[Excerpts from an interface dataset]
>>

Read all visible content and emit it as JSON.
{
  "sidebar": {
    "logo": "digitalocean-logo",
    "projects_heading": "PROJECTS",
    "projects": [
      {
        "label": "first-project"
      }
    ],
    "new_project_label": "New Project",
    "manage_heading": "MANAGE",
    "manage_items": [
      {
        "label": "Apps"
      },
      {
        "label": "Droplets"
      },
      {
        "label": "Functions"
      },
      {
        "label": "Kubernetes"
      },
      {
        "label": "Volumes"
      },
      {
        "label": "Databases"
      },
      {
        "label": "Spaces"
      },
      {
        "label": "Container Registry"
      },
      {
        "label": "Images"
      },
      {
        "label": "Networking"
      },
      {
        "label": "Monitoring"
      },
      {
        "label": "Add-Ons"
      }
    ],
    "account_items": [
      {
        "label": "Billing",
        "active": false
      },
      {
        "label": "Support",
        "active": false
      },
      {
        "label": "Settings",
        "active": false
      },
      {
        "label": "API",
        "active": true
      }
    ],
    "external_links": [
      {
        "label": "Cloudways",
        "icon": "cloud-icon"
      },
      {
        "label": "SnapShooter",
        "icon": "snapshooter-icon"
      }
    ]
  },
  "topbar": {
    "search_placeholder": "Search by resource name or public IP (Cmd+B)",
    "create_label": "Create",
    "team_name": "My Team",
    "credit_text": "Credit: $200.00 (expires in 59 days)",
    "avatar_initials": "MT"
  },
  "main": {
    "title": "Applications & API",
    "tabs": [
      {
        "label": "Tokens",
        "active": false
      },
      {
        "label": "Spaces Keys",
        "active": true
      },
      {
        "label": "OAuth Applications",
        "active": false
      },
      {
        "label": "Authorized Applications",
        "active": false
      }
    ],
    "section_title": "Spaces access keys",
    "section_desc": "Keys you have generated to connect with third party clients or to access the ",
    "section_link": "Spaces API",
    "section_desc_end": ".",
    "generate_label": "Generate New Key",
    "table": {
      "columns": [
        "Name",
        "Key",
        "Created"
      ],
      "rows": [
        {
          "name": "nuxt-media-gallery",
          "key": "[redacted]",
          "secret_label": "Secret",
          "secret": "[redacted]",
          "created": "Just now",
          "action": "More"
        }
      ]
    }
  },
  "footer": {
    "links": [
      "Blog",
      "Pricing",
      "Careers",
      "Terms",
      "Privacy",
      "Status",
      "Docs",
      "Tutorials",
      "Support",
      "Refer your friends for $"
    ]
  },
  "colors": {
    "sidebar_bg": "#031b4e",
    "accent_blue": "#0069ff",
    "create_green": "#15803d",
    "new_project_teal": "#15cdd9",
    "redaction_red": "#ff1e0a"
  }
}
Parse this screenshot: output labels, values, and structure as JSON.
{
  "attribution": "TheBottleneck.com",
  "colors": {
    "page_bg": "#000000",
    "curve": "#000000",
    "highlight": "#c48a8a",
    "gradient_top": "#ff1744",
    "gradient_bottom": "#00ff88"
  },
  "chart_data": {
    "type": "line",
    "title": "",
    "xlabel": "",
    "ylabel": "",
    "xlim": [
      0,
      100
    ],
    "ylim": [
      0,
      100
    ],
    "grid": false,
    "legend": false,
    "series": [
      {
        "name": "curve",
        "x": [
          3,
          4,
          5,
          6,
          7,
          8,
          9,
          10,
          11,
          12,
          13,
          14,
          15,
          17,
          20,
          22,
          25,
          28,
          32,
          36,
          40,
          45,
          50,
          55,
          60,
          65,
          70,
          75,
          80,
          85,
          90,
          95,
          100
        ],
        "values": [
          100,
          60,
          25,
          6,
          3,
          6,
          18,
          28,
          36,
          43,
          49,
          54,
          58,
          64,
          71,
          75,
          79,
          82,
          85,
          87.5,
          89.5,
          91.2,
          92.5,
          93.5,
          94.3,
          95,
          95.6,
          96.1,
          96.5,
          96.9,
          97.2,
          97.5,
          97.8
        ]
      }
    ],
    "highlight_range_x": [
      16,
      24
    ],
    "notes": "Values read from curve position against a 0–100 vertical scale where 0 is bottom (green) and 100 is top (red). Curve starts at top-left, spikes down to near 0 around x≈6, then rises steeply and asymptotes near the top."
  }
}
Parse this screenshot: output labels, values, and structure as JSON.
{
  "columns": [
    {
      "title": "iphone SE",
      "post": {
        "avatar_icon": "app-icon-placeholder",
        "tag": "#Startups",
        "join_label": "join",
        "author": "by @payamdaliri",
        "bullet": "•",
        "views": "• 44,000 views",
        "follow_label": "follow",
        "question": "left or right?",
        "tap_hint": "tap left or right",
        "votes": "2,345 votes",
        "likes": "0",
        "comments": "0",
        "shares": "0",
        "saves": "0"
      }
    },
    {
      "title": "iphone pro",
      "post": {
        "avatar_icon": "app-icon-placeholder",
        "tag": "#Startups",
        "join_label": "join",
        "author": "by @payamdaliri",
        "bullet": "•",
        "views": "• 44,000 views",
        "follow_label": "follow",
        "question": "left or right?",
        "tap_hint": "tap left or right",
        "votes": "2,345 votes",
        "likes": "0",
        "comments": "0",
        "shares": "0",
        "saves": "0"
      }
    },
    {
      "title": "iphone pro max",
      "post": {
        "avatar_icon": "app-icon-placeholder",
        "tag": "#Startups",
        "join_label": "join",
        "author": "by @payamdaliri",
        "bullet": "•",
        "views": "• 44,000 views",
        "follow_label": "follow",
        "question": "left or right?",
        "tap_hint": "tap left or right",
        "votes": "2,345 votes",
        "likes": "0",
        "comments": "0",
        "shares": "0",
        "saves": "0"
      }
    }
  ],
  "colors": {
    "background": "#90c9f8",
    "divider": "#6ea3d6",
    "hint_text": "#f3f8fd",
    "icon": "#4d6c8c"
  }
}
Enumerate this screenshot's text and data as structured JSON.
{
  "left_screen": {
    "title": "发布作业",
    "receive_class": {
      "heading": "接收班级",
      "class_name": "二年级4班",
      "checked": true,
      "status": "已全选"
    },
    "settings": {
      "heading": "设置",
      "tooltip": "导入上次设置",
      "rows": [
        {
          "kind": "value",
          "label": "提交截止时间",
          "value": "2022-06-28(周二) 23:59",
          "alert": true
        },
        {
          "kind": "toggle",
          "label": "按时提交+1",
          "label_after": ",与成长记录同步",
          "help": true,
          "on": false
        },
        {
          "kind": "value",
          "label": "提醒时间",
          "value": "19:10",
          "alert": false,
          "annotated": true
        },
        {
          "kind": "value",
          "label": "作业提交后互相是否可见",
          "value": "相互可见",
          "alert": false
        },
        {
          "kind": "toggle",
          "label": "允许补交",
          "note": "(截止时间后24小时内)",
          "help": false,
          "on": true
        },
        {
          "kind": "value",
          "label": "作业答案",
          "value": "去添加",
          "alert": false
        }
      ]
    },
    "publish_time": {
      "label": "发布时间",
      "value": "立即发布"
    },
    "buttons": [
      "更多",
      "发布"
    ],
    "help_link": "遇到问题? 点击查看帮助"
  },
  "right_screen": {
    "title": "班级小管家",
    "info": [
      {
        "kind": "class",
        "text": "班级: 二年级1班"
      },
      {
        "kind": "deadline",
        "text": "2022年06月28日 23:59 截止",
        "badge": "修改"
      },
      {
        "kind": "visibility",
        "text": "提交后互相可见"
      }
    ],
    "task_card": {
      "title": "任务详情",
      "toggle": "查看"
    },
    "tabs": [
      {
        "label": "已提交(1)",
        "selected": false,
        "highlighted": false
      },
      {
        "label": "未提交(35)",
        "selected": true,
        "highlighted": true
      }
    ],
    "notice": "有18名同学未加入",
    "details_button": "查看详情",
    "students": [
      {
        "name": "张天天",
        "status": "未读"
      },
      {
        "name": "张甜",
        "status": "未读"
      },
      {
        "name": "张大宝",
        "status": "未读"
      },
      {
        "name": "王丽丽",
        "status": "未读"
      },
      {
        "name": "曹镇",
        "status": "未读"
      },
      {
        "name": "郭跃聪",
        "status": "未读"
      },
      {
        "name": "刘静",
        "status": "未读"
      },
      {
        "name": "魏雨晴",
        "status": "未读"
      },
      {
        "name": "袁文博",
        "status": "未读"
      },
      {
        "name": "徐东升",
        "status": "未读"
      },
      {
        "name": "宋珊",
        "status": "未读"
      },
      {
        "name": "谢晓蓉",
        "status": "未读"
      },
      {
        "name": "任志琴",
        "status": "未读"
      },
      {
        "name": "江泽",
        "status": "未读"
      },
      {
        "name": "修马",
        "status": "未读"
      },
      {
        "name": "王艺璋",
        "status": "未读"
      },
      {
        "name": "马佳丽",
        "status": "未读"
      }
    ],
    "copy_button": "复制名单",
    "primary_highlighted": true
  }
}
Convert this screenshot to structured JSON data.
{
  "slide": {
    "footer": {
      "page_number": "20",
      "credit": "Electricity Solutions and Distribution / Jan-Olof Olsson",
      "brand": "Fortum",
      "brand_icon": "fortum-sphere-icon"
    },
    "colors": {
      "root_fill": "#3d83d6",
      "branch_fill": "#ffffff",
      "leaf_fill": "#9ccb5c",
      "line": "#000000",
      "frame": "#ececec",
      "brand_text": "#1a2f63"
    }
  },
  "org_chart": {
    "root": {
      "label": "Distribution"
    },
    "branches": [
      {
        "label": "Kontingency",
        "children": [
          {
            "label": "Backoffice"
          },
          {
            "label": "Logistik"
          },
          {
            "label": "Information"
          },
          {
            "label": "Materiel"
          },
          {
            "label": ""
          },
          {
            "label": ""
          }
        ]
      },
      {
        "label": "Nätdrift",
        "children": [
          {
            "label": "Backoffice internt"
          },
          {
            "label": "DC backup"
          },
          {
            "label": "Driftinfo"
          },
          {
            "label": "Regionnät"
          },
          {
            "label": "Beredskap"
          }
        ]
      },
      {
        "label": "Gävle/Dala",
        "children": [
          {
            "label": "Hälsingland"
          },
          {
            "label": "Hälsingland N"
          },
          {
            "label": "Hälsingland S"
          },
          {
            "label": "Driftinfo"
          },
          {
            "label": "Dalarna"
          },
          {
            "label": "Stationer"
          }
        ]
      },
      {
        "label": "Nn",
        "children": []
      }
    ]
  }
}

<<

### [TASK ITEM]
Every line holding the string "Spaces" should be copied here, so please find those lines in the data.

### [OUTPUT FOR THIS TASK]
        "label": "Spaces"
        "label": "Spaces Keys",
    "section_title": "Spaces access keys",
    "section_link": "Spaces API",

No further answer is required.